=== What is expected ===
Count every line below that contains "this", then give that count and nothing else.

(Element data from apps and pages)
■ ■ ■ ■ ■

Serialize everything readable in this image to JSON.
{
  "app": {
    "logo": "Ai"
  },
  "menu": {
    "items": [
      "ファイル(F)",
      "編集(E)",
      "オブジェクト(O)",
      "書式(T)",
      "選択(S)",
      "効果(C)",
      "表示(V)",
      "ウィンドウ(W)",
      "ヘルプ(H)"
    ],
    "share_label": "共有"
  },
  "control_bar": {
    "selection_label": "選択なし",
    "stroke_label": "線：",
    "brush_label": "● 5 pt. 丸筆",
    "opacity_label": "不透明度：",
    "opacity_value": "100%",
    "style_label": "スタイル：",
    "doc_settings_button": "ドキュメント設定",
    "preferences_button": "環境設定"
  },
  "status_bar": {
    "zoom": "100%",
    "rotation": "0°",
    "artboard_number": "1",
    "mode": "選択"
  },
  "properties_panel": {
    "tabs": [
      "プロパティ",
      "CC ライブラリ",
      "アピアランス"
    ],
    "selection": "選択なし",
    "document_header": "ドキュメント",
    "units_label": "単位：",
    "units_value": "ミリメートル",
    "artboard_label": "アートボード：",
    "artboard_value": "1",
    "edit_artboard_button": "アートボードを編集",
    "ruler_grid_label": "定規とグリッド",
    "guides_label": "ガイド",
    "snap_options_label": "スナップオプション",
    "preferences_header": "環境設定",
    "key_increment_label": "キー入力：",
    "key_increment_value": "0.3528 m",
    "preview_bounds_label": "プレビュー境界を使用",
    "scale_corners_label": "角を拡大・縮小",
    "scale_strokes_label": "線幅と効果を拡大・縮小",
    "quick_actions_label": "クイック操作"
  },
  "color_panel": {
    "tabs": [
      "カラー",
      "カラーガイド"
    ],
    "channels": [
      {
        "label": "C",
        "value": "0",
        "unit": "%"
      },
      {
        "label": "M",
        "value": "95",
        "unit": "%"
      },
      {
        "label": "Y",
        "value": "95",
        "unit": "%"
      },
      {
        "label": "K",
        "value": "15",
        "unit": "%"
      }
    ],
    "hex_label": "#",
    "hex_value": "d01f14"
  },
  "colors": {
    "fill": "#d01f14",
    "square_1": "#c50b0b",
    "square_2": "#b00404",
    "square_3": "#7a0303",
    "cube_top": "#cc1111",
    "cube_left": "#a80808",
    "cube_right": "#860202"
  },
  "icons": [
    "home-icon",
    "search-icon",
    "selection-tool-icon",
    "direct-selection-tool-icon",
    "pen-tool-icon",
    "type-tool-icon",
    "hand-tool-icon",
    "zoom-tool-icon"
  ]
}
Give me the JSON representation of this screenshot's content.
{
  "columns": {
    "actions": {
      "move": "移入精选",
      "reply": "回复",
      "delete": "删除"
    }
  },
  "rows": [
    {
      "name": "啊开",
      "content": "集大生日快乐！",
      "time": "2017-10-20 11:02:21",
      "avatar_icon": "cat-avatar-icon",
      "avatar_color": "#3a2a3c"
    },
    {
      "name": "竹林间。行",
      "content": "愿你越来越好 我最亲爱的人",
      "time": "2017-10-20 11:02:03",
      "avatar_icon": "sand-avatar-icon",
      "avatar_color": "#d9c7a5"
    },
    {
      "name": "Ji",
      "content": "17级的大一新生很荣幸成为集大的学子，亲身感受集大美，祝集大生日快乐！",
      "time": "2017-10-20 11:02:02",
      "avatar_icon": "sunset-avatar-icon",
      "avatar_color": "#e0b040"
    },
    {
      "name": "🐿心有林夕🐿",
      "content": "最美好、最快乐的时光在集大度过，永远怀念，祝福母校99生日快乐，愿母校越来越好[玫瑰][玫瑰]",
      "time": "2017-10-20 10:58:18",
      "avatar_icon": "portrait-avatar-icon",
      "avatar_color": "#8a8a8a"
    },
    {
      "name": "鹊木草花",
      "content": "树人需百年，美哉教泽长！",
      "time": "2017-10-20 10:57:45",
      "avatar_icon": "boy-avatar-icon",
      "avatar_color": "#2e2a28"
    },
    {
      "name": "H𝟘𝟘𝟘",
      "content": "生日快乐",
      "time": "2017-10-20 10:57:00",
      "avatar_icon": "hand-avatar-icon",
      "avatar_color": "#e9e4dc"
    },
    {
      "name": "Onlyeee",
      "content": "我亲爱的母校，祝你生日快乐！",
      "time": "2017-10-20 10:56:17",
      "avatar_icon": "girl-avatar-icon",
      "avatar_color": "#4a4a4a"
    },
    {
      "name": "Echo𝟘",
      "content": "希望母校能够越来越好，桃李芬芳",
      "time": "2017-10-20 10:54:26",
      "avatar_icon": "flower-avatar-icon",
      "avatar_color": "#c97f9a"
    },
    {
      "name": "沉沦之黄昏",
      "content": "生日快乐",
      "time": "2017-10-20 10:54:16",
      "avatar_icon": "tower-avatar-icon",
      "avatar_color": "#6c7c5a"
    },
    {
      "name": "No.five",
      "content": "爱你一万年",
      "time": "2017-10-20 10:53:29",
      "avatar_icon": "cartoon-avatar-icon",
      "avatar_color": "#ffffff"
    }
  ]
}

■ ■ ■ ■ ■

=== Solution ===
2